TASK TO COMPLETE: Go through each line of the records below and count those with the word "this"; give only the total.

RECORDS TO PROCESS:

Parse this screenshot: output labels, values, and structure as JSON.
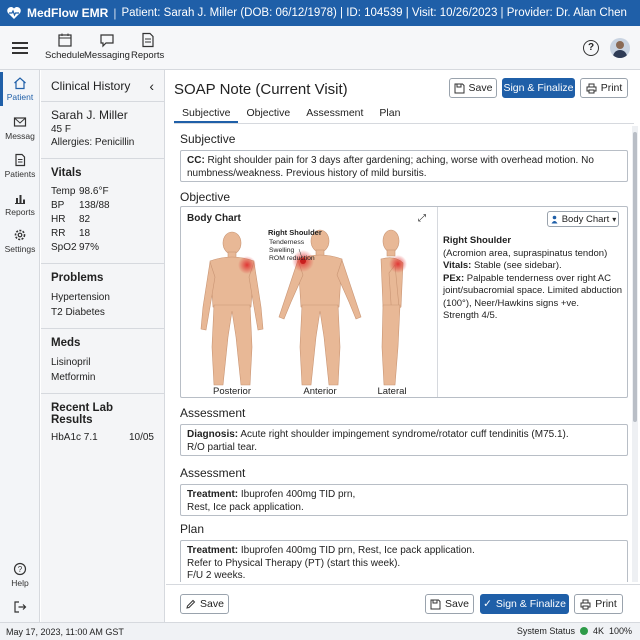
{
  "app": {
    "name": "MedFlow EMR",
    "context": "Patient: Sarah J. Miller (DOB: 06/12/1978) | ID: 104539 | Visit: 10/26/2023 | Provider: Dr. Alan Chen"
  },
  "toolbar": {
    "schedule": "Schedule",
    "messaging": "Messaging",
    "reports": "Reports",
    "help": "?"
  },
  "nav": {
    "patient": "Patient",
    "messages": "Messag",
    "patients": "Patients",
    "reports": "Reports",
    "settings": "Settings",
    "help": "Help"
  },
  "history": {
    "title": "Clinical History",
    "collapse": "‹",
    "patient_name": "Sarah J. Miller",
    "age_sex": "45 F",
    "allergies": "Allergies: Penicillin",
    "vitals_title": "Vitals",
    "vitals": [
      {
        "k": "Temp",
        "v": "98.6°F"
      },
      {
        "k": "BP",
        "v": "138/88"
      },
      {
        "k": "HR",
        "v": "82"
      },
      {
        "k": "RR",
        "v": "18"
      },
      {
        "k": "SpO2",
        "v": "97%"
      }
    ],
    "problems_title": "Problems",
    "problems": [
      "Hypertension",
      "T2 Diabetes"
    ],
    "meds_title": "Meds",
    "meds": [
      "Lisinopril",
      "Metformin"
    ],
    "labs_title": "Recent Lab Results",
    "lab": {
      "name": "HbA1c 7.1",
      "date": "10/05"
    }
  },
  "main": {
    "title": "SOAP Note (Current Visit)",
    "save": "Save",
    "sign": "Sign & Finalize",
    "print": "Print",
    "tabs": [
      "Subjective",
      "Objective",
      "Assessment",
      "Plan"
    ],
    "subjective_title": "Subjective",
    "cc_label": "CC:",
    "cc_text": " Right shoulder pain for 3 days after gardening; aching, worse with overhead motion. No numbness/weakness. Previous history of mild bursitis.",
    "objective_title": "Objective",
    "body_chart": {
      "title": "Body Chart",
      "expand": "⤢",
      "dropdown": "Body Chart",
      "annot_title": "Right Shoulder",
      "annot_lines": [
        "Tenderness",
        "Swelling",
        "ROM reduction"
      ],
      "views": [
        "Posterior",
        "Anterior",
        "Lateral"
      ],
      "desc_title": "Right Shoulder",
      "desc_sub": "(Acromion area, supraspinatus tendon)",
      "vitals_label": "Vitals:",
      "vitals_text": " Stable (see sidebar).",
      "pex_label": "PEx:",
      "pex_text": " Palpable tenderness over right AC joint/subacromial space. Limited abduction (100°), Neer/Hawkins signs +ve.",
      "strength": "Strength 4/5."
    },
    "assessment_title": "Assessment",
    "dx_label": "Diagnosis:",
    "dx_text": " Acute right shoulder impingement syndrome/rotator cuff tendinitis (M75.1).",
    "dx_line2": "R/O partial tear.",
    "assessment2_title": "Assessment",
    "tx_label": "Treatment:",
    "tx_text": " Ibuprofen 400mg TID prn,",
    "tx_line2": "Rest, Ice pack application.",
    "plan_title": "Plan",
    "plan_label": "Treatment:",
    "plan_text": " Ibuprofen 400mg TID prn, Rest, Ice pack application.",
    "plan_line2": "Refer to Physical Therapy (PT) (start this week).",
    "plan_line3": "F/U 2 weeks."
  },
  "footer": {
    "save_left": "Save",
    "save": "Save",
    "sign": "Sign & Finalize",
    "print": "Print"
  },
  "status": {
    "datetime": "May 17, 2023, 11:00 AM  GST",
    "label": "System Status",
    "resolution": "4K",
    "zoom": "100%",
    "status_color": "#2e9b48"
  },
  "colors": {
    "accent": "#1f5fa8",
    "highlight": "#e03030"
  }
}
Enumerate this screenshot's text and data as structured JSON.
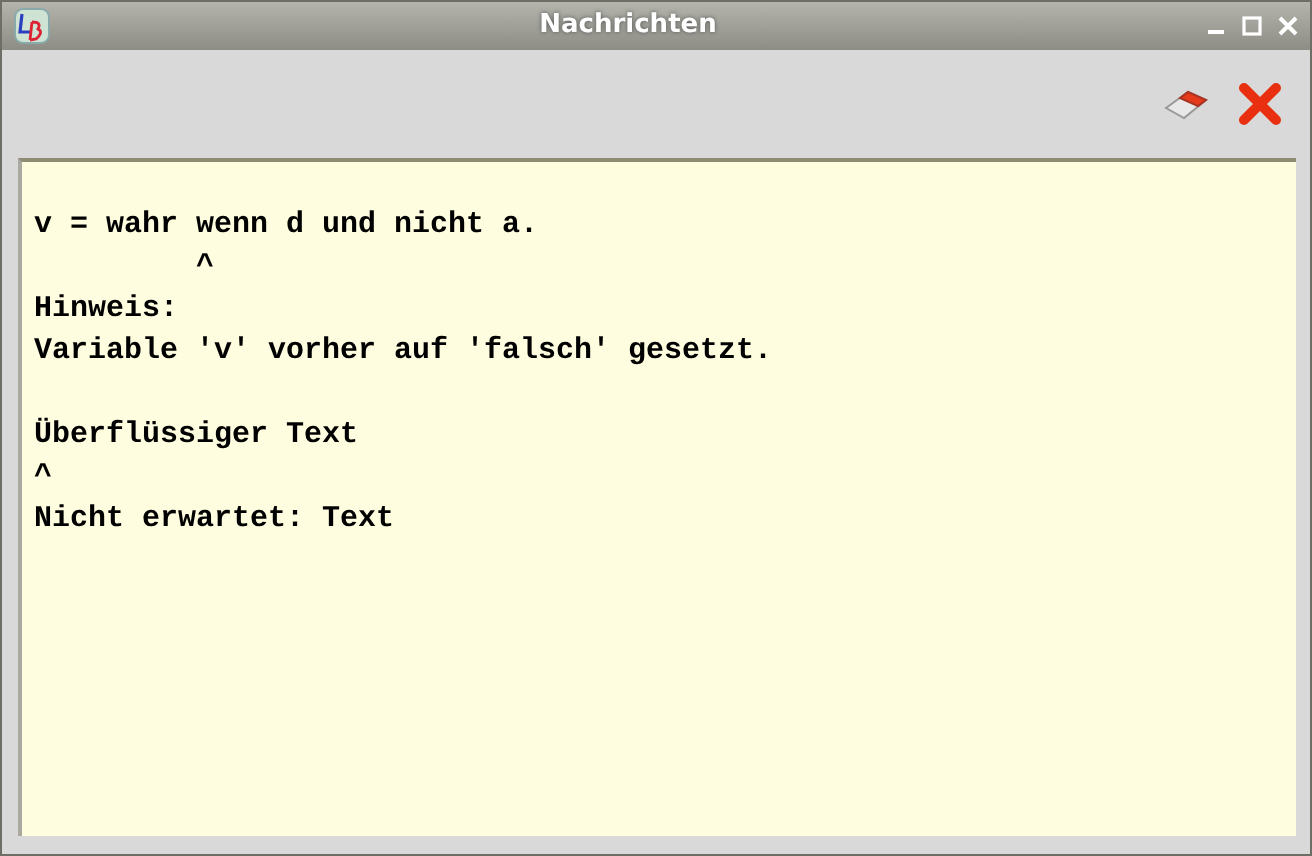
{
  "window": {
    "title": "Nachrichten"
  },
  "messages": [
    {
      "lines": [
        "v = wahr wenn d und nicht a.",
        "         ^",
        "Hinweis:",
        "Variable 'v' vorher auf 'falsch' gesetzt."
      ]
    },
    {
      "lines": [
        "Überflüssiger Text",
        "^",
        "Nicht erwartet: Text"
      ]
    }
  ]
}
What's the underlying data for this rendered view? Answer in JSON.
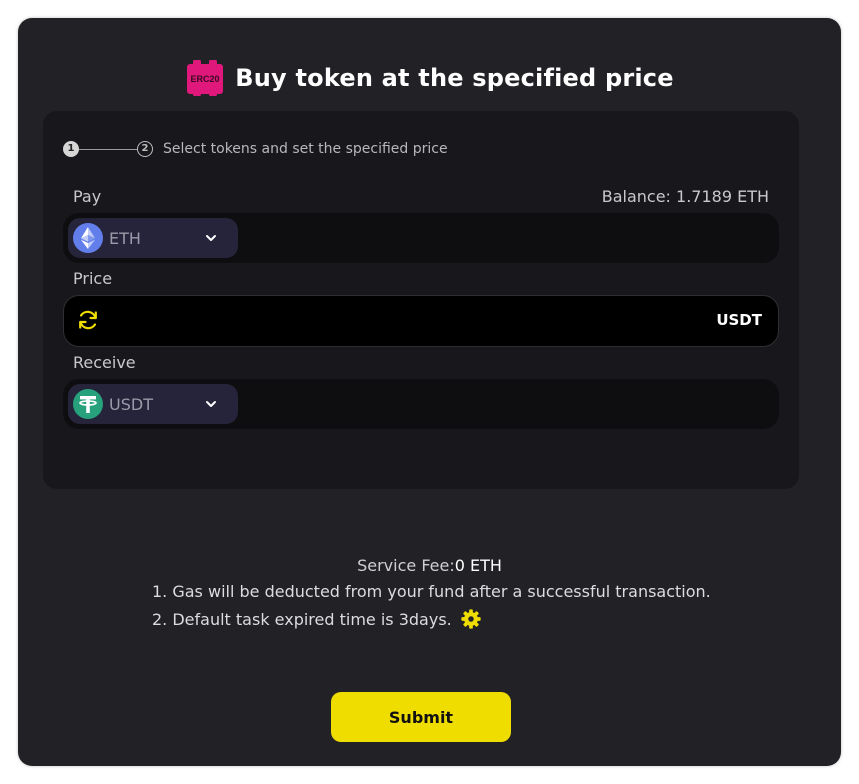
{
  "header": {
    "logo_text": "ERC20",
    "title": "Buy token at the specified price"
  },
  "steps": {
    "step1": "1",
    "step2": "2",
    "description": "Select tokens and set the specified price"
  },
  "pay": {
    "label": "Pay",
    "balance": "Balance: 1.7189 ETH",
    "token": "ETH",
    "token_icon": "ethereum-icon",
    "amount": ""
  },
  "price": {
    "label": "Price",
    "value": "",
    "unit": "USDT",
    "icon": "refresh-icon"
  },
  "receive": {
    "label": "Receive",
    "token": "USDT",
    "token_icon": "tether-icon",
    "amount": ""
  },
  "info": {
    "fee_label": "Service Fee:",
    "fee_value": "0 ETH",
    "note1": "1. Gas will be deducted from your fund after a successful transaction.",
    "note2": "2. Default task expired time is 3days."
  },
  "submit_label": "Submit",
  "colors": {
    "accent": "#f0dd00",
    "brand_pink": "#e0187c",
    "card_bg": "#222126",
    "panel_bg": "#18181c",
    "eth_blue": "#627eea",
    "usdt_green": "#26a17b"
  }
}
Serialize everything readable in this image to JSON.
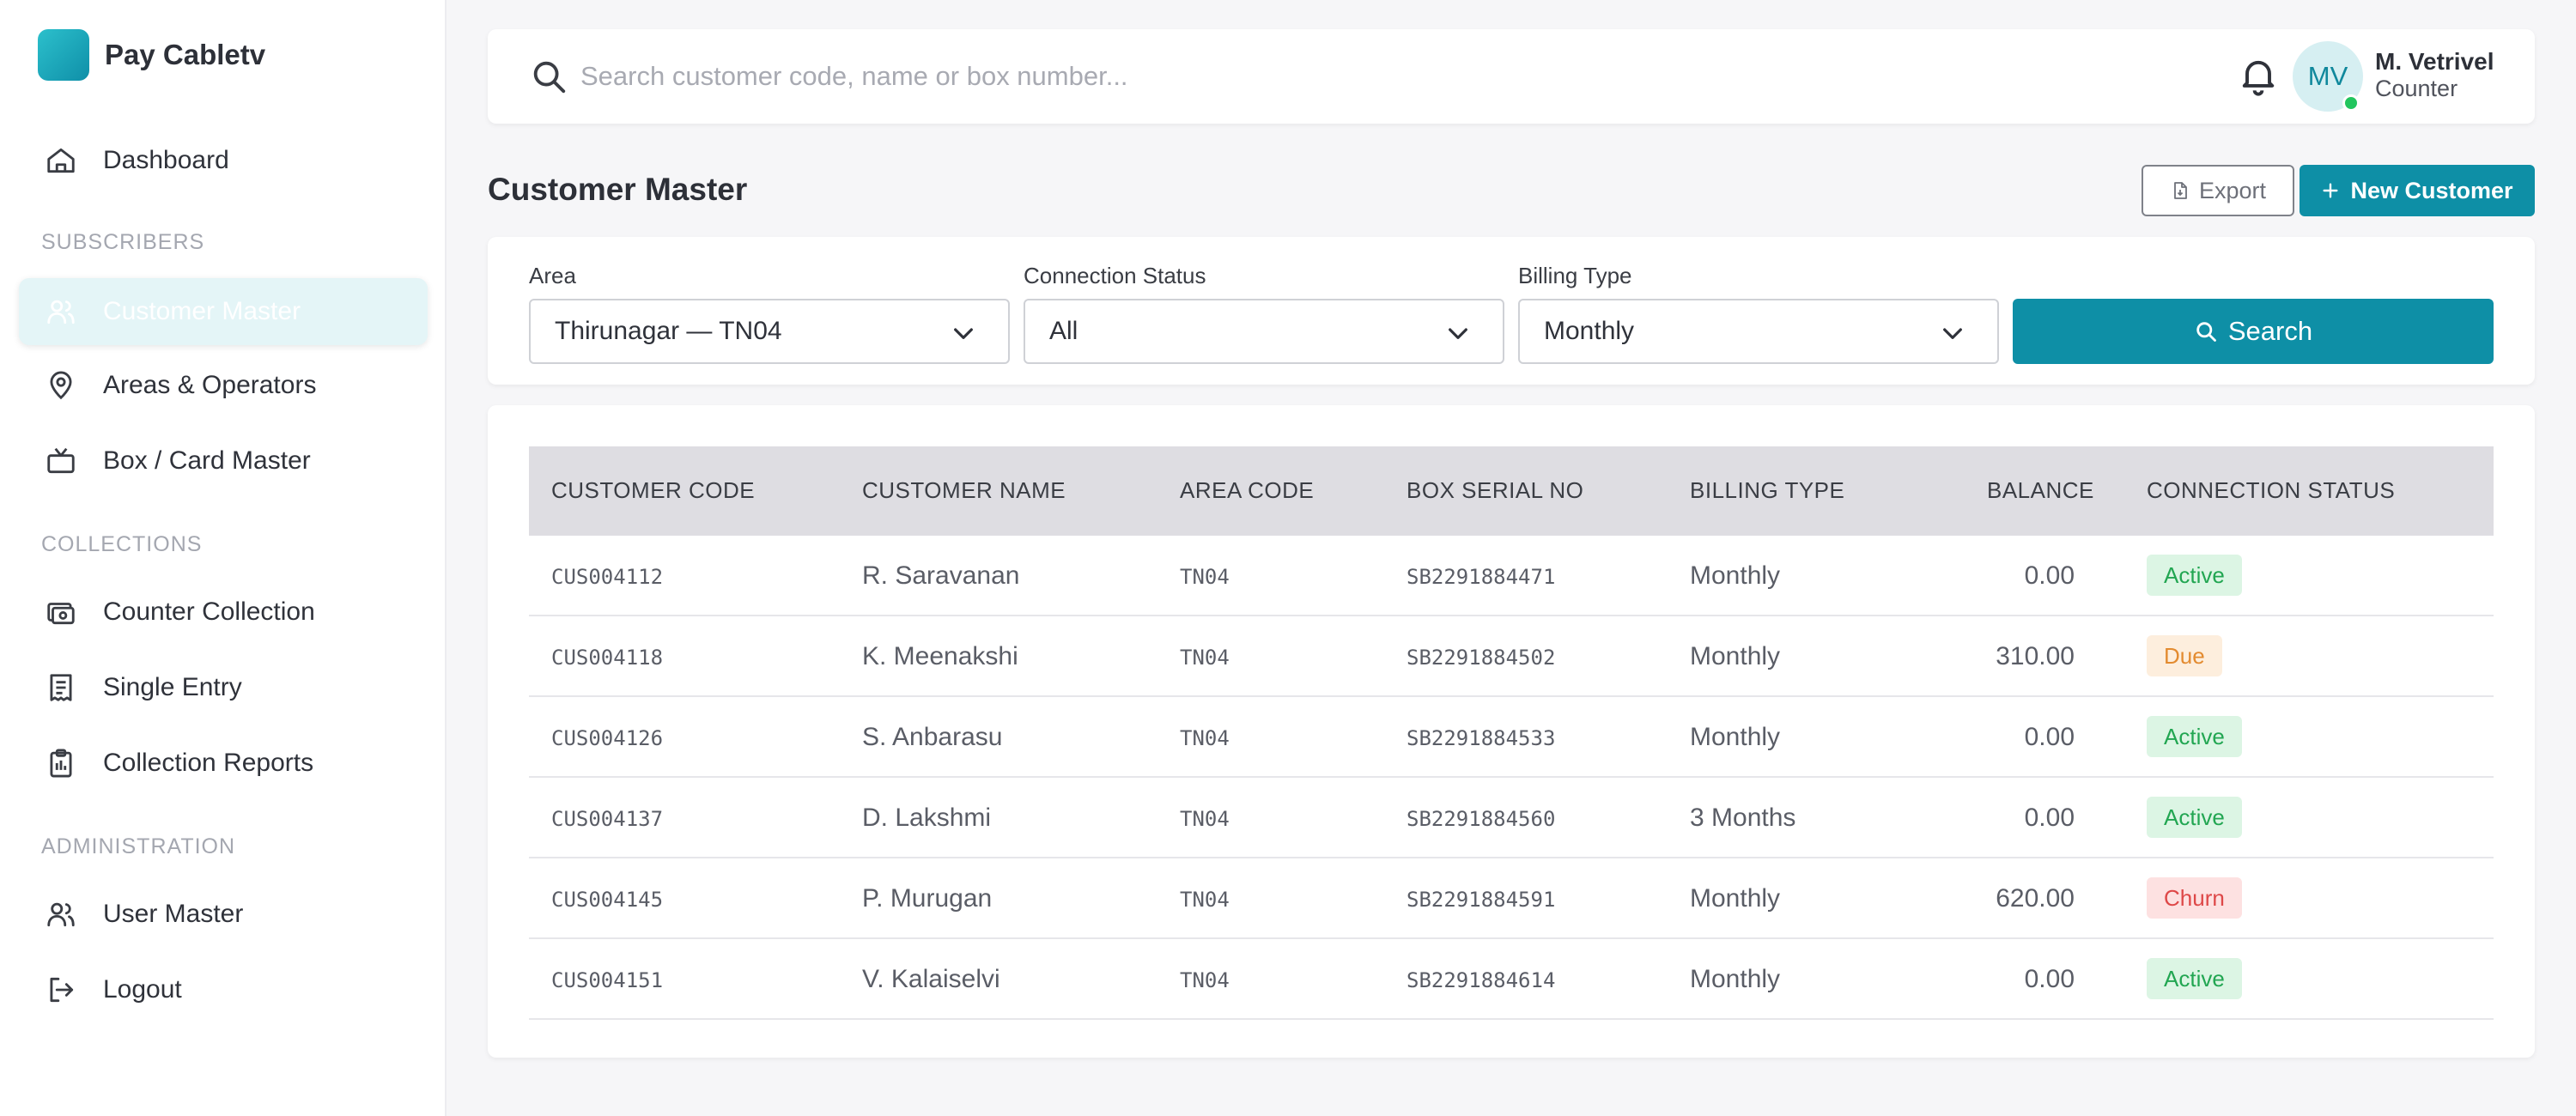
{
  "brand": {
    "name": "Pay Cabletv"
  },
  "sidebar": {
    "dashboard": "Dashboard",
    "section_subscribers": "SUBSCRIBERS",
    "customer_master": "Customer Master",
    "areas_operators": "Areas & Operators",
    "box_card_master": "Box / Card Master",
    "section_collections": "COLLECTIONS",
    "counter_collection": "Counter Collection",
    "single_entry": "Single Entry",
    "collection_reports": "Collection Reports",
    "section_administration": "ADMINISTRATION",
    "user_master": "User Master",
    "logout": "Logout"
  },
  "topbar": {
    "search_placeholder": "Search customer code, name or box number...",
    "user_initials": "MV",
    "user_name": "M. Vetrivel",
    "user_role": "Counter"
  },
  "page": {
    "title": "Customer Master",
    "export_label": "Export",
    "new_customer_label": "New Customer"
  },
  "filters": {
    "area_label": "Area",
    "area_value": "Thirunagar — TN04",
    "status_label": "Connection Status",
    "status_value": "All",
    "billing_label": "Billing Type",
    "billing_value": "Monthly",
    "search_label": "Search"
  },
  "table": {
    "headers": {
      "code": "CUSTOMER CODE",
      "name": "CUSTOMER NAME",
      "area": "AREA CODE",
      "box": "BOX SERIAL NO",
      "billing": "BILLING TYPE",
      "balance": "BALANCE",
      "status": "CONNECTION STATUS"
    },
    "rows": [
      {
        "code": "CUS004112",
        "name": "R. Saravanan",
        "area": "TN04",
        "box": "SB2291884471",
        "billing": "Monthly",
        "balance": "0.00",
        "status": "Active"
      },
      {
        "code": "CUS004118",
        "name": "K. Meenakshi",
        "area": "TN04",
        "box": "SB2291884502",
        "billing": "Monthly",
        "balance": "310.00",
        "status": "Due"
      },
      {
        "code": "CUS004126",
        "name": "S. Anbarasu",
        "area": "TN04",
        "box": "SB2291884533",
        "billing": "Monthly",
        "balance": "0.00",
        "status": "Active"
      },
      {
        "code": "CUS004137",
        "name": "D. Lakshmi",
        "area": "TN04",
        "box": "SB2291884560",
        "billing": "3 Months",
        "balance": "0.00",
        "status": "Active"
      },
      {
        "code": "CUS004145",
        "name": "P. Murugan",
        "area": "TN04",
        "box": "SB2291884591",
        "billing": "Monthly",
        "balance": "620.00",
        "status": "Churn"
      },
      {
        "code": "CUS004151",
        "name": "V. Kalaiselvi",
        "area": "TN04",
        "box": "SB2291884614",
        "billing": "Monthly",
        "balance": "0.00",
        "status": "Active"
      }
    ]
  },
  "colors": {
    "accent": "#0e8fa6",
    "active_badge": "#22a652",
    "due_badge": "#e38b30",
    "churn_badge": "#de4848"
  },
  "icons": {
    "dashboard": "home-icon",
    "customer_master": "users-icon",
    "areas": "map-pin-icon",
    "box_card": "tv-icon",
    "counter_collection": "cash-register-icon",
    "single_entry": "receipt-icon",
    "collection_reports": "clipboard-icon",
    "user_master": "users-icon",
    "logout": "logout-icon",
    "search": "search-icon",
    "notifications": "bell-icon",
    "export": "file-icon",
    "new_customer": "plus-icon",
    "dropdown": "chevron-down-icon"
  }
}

YOUR SOLUTION: 5